- Offer ‘tasters’ of potentially innovative learning activities that learners can try online
- Explore what colleagues are doing to ensure a level of consistency for learners in their experience of technology
- Treat new technologies as an opportunity to share skills (some learners may be highly proficient while others are unsure)
- Recognise that how the use of technology is explained to learners is of critical importance
This advice is particularly applicable to mobile learning where peer learning through the technology that students already have available can make a significant difference to their educational experience.
"From our research…what students say they would value most is a ‘one stop shop’ where they can get instant access to reliable and up to date information about the teaching and administration that matters to them.

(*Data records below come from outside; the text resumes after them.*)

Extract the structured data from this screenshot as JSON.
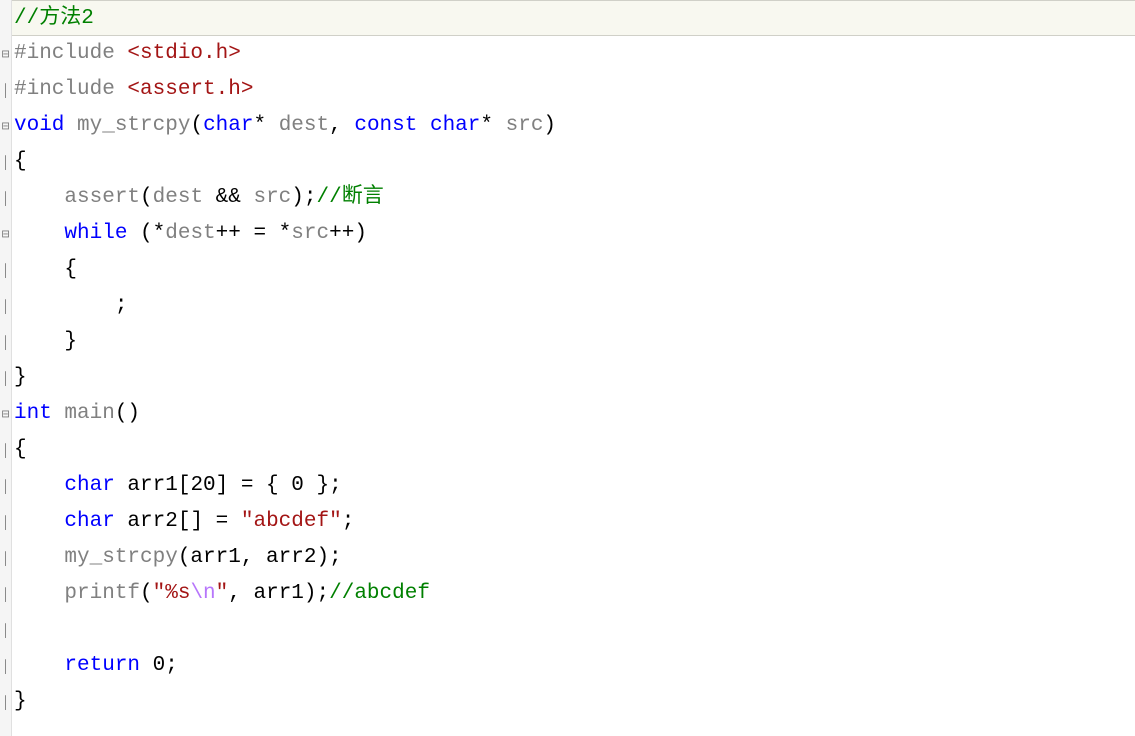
{
  "lines": {
    "l1_comment": "//方法2",
    "l2_include": "#include ",
    "l2_header": "<stdio.h>",
    "l3_include": "#include ",
    "l3_header": "<assert.h>",
    "l4_void": "void",
    "l4_func": " my_strcpy",
    "l4_paren_open": "(",
    "l4_char1": "char",
    "l4_star1": "* ",
    "l4_dest": "dest",
    "l4_comma": ", ",
    "l4_const": "const",
    "l4_space": " ",
    "l4_char2": "char",
    "l4_star2": "* ",
    "l4_src": "src",
    "l4_paren_close": ")",
    "l5_brace": "{",
    "l6_assert": "    assert",
    "l6_paren_open": "(",
    "l6_dest": "dest ",
    "l6_amp": "&& ",
    "l6_src": "src",
    "l6_paren_close": ");",
    "l6_comment": "//断言",
    "l7_while": "    while",
    "l7_space": " ",
    "l7_paren_open": "(",
    "l7_star1": "*",
    "l7_dest": "dest",
    "l7_inc1": "++ = *",
    "l7_src": "src",
    "l7_inc2": "++)",
    "l8_brace": "    {",
    "l9_semi": "        ;",
    "l10_brace": "    }",
    "l11_brace": "}",
    "l12_int": "int",
    "l12_main": " main",
    "l12_parens": "()",
    "l13_brace": "{",
    "l14_char": "    char",
    "l14_arr1": " arr1[20] = { 0 };",
    "l15_char": "    char",
    "l15_arr2": " arr2[] = ",
    "l15_str": "\"abcdef\"",
    "l15_semi": ";",
    "l16_call": "    my_strcpy",
    "l16_args": "(arr1, arr2);",
    "l17_printf": "    printf",
    "l17_paren": "(",
    "l17_str1": "\"%s",
    "l17_esc": "\\n",
    "l17_str2": "\"",
    "l17_rest": ", arr1);",
    "l17_comment": "//abcdef",
    "l18_empty": "",
    "l19_return": "    return",
    "l19_val": " 0;",
    "l20_brace": "}"
  },
  "gutter_markers": {
    "collapse": "⊟",
    "line": "│"
  }
}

This might include lecture times and rooms, assignment deadlines, course notes, lecture slides and recordings, and overdue library books."
Mike Sharples, The Open University
Even when rolling out parts of the overall mobile learning experience that are more administration-focused it is important to nevertheless place pedagogy at the heart of change management initiatives. There are certain things that students expect despite their initial unfamiliarity with how mobile devices can help in their learning:
- To be able to use their own devices with corporately-owned IT infrastructure.
- For technology not to be used as a crutch for poor learning and teaching experiences.
- Unhampered digital communication with their peers, tutors and administrators.
Study habits are changing as an inevitable consequence of the ability for students to instantly access both information, their peers and knowledge-brokers such as academic staff.
Social media sites such as Facebook, Twitter and Google+ can blur the lines between the previously-demarcated worlds of the academic and the social. The cultural considerations section provides some guidance as to how to deal with these changes in a positive and reasonable manner.